What is needed is a word-for-word copy of the records below.

Page and application data records:
#####

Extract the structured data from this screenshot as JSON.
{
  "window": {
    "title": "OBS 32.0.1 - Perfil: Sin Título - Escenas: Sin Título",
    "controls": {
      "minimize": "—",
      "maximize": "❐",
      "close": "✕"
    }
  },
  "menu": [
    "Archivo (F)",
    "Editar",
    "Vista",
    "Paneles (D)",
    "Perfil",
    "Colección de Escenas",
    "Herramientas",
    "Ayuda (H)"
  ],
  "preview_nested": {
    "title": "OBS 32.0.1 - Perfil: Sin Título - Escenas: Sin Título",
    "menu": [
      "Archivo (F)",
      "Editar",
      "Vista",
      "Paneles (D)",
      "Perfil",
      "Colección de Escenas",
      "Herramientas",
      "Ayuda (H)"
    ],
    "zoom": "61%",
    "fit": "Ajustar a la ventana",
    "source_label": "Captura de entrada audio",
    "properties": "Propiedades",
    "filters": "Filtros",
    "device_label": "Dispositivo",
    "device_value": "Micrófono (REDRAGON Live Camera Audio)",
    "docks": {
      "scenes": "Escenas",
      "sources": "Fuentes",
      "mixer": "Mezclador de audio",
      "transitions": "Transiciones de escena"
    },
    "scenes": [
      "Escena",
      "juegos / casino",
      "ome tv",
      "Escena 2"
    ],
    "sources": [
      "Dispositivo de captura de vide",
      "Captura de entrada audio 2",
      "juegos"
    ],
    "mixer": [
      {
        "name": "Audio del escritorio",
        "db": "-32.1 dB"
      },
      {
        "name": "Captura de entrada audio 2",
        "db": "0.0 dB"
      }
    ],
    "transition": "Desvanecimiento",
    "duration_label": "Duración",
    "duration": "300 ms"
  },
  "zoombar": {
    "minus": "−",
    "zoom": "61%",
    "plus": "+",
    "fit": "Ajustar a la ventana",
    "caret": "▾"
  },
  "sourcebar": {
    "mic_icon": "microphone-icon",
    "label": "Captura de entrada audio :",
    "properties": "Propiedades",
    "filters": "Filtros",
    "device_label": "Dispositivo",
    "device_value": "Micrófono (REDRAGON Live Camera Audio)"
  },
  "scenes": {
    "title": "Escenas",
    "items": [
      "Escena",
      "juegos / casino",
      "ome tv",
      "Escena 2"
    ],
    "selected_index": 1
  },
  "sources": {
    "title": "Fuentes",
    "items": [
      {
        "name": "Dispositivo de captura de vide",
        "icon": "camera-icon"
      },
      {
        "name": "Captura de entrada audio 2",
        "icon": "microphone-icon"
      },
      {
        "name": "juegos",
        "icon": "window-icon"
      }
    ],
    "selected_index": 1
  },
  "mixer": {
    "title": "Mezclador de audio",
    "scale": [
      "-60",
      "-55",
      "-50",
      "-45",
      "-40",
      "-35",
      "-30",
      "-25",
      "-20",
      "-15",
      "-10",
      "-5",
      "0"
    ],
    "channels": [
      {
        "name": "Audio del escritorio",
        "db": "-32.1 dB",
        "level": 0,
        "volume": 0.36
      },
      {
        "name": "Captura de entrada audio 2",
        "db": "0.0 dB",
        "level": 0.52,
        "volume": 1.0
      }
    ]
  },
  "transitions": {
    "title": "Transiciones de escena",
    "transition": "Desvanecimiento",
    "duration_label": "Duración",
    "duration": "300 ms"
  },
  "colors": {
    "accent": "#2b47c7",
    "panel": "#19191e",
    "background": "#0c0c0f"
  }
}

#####

**Finished exercise**
Extract the structured data from this screenshot as JSON.
{
  "window": {
    "title": "OBS 32.0.1 - Perfil: Sin Título - Escenas: Sin Título",
    "controls": {
      "minimize": "—",
      "maximize": "❐",
      "close": "✕"
    }
  },
  "menu": [
    "Archivo (F)",
    "Editar",
    "Vista",
    "Paneles (D)",
    "Perfil",
    "Colección de Escenas",
    "Herramientas",
    "Ayuda (H)"
  ],
  "preview_nested": {
    "title": "OBS 32.0.1 - Perfil: Sin Título - Escenas: Sin Título",
    "menu": [
      "Archivo (F)",
      "Editar",
      "Vista",
      "Paneles (D)",
      "Perfil",
      "Colección de Escenas",
      "Herramientas",
      "Ayuda (H)"
    ],
    "zoom": "61%",
    "fit": "Ajustar a la ventana",
    "source_label": "Captura de entrada audio",
    "properties": "Propiedades",
    "filters": "Filtros",
    "device_label": "Dispositivo",
    "device_value": "Micrófono (REDRAGON Live Camera Audio)",
    "docks": {
      "scenes": "Escenas",
      "sources": "Fuentes",
      "mixer": "Mezclador de audio",
      "transitions": "Transiciones de escena"
    },
    "scenes": [
      "Escena",
      "juegos / casino",
      "ome tv",
      "Escena 2"
    ],
    "sources": [
      "Dispositivo de captura de vide",
      "Captura de entrada audio 2",
      "juegos"
    ],
    "mixer": [
      {
        "name": "Audio del escritorio",
        "db": "-32.1 dB"
      },
      {
        "name": "Captura de entrada audio 2",
        "db": "0.0 dB"
      }
    ],
    "transition": "Desvanecimiento",
    "duration_label": "Duración",
    "duration": "300 ms"
  },
  "zoombar": {
    "minus": "−",
    "zoom": "61%",
    "plus": "+",
    "fit": "Ajustar a la ventana",
    "caret": "▾"
  },
  "sourcebar": {
    "mic_icon": "microphone-icon",
    "label": "Captura de entrada audio :",
    "properties": "Propiedades",
    "filters": "Filtros",
    "device_label": "Dispositivo",
    "device_value": "Micrófono (REDRAGON Live Camera Audio)"
  },
  "scenes": {
    "title": "Escenas",
    "items": [
      "Escena",
      "juegos / casino",
      "ome tv",
      "Escena 2"
    ],
    "selected_index": 1
  },
  "sources": {
    "title": "Fuentes",
    "items": [
      {
        "name": "Dispositivo de captura de vide",
        "icon": "camera-icon"
      },
      {
        "name": "Captura de entrada audio 2",
        "icon": "microphone-icon"
      },
      {
        "name": "juegos",
        "icon": "window-icon"
      }
    ],
    "selected_index": 1
  },
  "mixer": {
    "title": "Mezclador de audio",
    "scale": [
      "-60",
      "-55",
      "-50",
      "-45",
      "-40",
      "-35",
      "-30",
      "-25",
      "-20",
      "-15",
      "-10",
      "-5",
      "0"
    ],
    "channels": [
      {
        "name": "Audio del escritorio",
        "db": "-32.1 dB",
        "level": 0,
        "volume": 0.36
      },
      {
        "name": "Captura de entrada audio 2",
        "db": "0.0 dB",
        "level": 0.52,
        "volume": 1.0
      }
    ]
  },
  "transitions": {
    "title": "Transiciones de escena",
    "transition": "Desvanecimiento",
    "duration_label": "Duración",
    "duration": "300 ms"
  },
  "colors": {
    "accent": "#2b47c7",
    "panel": "#19191e",
    "background": "#0c0c0f"
  }
}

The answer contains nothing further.